On May 14 an agreement of fourteen members of the European Union on simplification of military mobility procedures was signed at a meeting in Brussels. The programme aimed at concerting and simplifying the procedures applied to cross-border movement of forces between EU members states will be headed by Lithuania.
Lithuania will chair the Managing Committee of the programme: its task is to supervise the implementation and provide guidelines to subordinate expert tasks forces which will be developing technical requirements.

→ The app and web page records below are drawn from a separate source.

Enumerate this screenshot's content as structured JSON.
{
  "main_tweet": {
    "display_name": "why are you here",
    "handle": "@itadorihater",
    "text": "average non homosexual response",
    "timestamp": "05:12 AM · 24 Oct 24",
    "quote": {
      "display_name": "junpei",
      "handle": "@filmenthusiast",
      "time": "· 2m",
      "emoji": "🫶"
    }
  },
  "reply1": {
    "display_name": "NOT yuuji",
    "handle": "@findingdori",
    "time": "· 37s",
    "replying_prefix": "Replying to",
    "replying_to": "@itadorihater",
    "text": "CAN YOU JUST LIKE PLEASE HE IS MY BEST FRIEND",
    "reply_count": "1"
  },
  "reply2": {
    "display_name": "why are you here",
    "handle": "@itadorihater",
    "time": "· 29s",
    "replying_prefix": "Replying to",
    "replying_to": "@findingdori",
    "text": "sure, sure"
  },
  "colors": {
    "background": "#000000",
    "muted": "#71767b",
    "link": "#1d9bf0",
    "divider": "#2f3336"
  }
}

“As the ones who hold the eastern border of NATO, we find it particularly important that allied troops with equipment are able to come to our help in case of a crisis without facing bureaucratic procedural obstacles when crossing EU states’ borders. When the agreement we have just signed is implemented, allies crossing the borders of the signatory countries will have to comply with the same rules, follow the same procedures, and meet the same timeline,” Minister of National Defence Raimundas Karoblis says. “Being placed in the lead of the programme is a sign of estimation because the current terms for border-crossing of military equipment in Lithuania are among the least time-consuming in the EU, which means we have best practices to share with other members.”
According to Minister, the simplified procedures of military movement should be in force in case of EU operations and missions, as well as of other bilateral and multinational formats, too. According to him, Lithuania will use the lead to concert and simplify military mobility procedures among EU countries over the next two years and to develop an advance permit system, similar to diplomatic permits for flights.
Currently Lithuania has one of the quickest border-crossing procedures for military equipment in the EU – within 24 hours in case of emergency and 5 days in ordinary cases. On certain occasions, e.g., for NATO Response Force flights, permits can be issued at no notice.
To date, countries contributing to the military mobility procedures simplification programme are Austria, Belgium, Bulgaria, the Czech Republic, Estonia, Spain, Croatia, Lithuania, Luxembourg, the Netherlands, Portugal, Slovakia, Sweden, and Romania. Other EU member states will join in when they finish internal coordination.